(Dataset excerpts)
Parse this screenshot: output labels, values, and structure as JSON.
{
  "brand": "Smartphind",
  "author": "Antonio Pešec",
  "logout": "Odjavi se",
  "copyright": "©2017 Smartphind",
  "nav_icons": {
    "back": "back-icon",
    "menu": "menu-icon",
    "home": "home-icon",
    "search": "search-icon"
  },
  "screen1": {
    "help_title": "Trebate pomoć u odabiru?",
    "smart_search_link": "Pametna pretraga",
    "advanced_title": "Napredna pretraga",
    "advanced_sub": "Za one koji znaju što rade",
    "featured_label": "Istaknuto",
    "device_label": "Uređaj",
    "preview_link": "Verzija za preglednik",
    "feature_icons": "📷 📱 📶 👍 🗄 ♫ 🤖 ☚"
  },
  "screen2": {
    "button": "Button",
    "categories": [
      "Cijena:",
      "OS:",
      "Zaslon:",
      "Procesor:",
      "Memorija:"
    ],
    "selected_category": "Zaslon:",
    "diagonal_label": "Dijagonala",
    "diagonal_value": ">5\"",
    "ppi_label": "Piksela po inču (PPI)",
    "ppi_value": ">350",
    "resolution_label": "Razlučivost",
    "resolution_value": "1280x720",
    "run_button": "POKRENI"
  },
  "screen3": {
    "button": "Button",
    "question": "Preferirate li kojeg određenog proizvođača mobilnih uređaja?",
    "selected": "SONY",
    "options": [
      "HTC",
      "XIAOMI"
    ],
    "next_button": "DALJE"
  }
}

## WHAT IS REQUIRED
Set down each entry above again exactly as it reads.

## EXERCISE SOLUTION
Parse this screenshot: output labels, values, and structure as JSON.
{
  "brand": "Smartphind",
  "author": "Antonio Pešec",
  "logout": "Odjavi se",
  "copyright": "©2017 Smartphind",
  "nav_icons": {
    "back": "back-icon",
    "menu": "menu-icon",
    "home": "home-icon",
    "search": "search-icon"
  },
  "screen1": {
    "help_title": "Trebate pomoć u odabiru?",
    "smart_search_link": "Pametna pretraga",
    "advanced_title": "Napredna pretraga",
    "advanced_sub": "Za one koji znaju što rade",
    "featured_label": "Istaknuto",
    "device_label": "Uređaj",
    "preview_link": "Verzija za preglednik",
    "feature_icons": "📷 📱 📶 👍 🗄 ♫ 🤖 ☚"
  },
  "screen2": {
    "button": "Button",
    "categories": [
      "Cijena:",
      "OS:",
      "Zaslon:",
      "Procesor:",
      "Memorija:"
    ],
    "selected_category": "Zaslon:",
    "diagonal_label": "Dijagonala",
    "diagonal_value": ">5\"",
    "ppi_label": "Piksela po inču (PPI)",
    "ppi_value": ">350",
    "resolution_label": "Razlučivost",
    "resolution_value": "1280x720",
    "run_button": "POKRENI"
  },
  "screen3": {
    "button": "Button",
    "question": "Preferirate li kojeg određenog proizvođača mobilnih uređaja?",
    "selected": "SONY",
    "options": [
      "HTC",
      "XIAOMI"
    ],
    "next_button": "DALJE"
  }
}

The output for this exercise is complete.